Dean discusses a range of interesting theories and theorists, but some are tackled a bit too quickly, for example Kittler. Dean suggests that Kittler is suggesting a post human vision of digital media culture where computers dispense with humans, whereas for Dean computer networks actually demand the existence of human beings as part of their functioning – an apt point in itself, but actually Kittler is more complex than is criticized; the notion of the “so-called man” hints already towards the fact that “man” anyway, even before technical and digital media, was only “so-called”, and embedded in such networks of media, even if non-technical. In the digital age, the notion itself is already suggesting elements to which Dean gives a political edge; that the networks feed on human energy and drive.

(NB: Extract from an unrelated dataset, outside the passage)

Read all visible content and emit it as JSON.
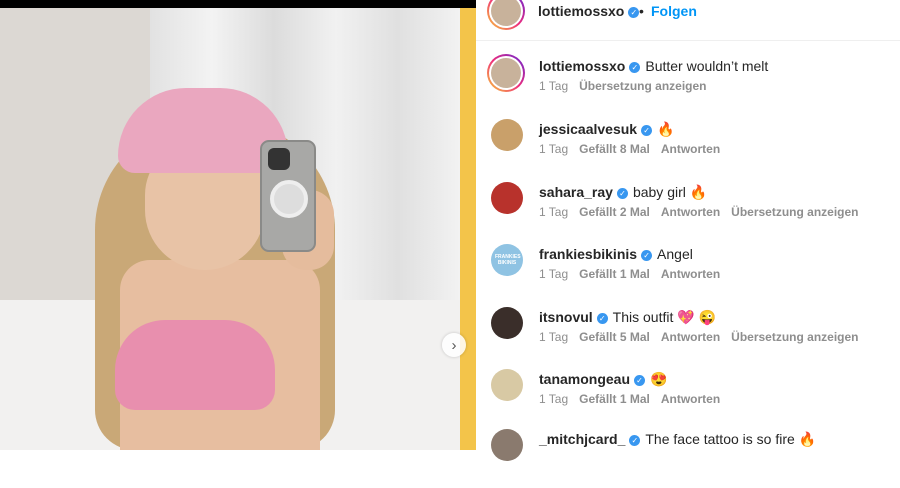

Yet, what Kittler's perspectives afford is what is missing from this book: what are the energies inherent in the other bits of such networks: for example software and the engineered mathematics from which our biopolitics of non-human media circuits consist of. In other words, the fact that our computers engage continuously in traffic that we do not see; you just need to have your Ethernet cable plugged in. The drive is not the only inhuman element in societies of technical media." (